[Dataset records]
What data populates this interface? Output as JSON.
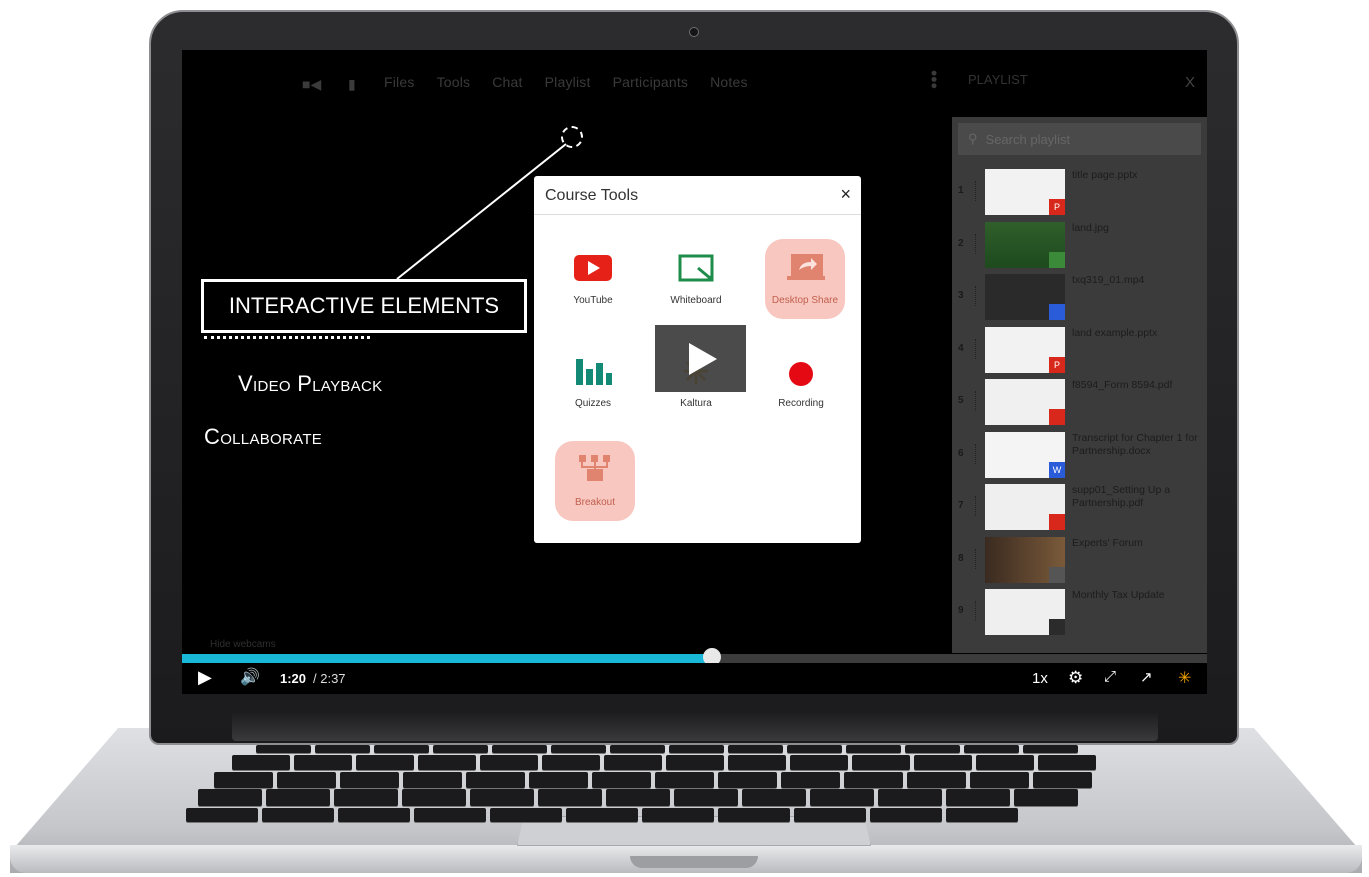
{
  "navbar": {
    "items": [
      "Files",
      "Tools",
      "Chat",
      "Playlist",
      "Participants",
      "Notes"
    ]
  },
  "slide": {
    "box_label": "INTERACTIVE ELEMENTS",
    "video_playback": "Video Playback",
    "collaborate": "Collaborate",
    "hide_webcams": "Hide webcams"
  },
  "playlist": {
    "title": "PLAYLIST",
    "close": "X",
    "search_placeholder": "Search playlist",
    "items": [
      {
        "num": "1",
        "name": "title page.pptx",
        "badge": "P",
        "badge_color": "#d8281b"
      },
      {
        "num": "2",
        "name": "land.jpg",
        "badge": "",
        "badge_color": "#3a8a3a"
      },
      {
        "num": "3",
        "name": "txq319_01.mp4",
        "badge": "",
        "badge_color": "#2a5bd8"
      },
      {
        "num": "4",
        "name": "land example.pptx",
        "badge": "P",
        "badge_color": "#d8281b"
      },
      {
        "num": "5",
        "name": "f8594_Form 8594.pdf",
        "badge": "",
        "badge_color": "#d8281b"
      },
      {
        "num": "6",
        "name": "Transcript for Chapter 1 for Partnership.docx",
        "badge": "W",
        "badge_color": "#2a5bd8"
      },
      {
        "num": "7",
        "name": "supp01_Setting Up a Partnership.pdf",
        "badge": "",
        "badge_color": "#d8281b"
      },
      {
        "num": "8",
        "name": "Experts' Forum",
        "badge": "",
        "badge_color": "#555555"
      },
      {
        "num": "9",
        "name": "Monthly Tax Update",
        "badge": "",
        "badge_color": "#2b2b2b"
      }
    ]
  },
  "modal": {
    "title": "Course Tools",
    "close": "×",
    "tools": [
      {
        "label": "YouTube",
        "icon": "youtube-icon"
      },
      {
        "label": "Whiteboard",
        "icon": "whiteboard-icon"
      },
      {
        "label": "Desktop Share",
        "icon": "desktop-share-icon"
      },
      {
        "label": "Quizzes",
        "icon": "quizzes-icon"
      },
      {
        "label": "Kaltura",
        "icon": "kaltura-icon"
      },
      {
        "label": "Recording",
        "icon": "record-icon"
      },
      {
        "label": "Breakout",
        "icon": "breakout-icon"
      }
    ]
  },
  "player": {
    "current_time": "1:20",
    "duration": "/ 2:37",
    "progress": 0.516,
    "speed": "1x"
  },
  "colors": {
    "progress": "#19b8d8",
    "highlight": "#f8c7bf",
    "youtube": "#e62117",
    "whiteboard": "#1e8c4a",
    "quizzes": "#138a76",
    "recording": "#e50914"
  }
}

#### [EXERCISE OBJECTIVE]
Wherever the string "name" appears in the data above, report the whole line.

#### [THE COMPLETED TASK]
        "name": "title page.pptx",
        "name": "land.jpg",
        "name": "txq319_01.mp4",
        "name": "land example.pptx",
        "name": "f8594_Form 8594.pdf",
        "name": "Transcript for Chapter 1 for Partnership.docx",
        "name": "supp01_Setting Up a Partnership.pdf",
        "name": "Experts' Forum",
        "name": "Monthly Tax Update",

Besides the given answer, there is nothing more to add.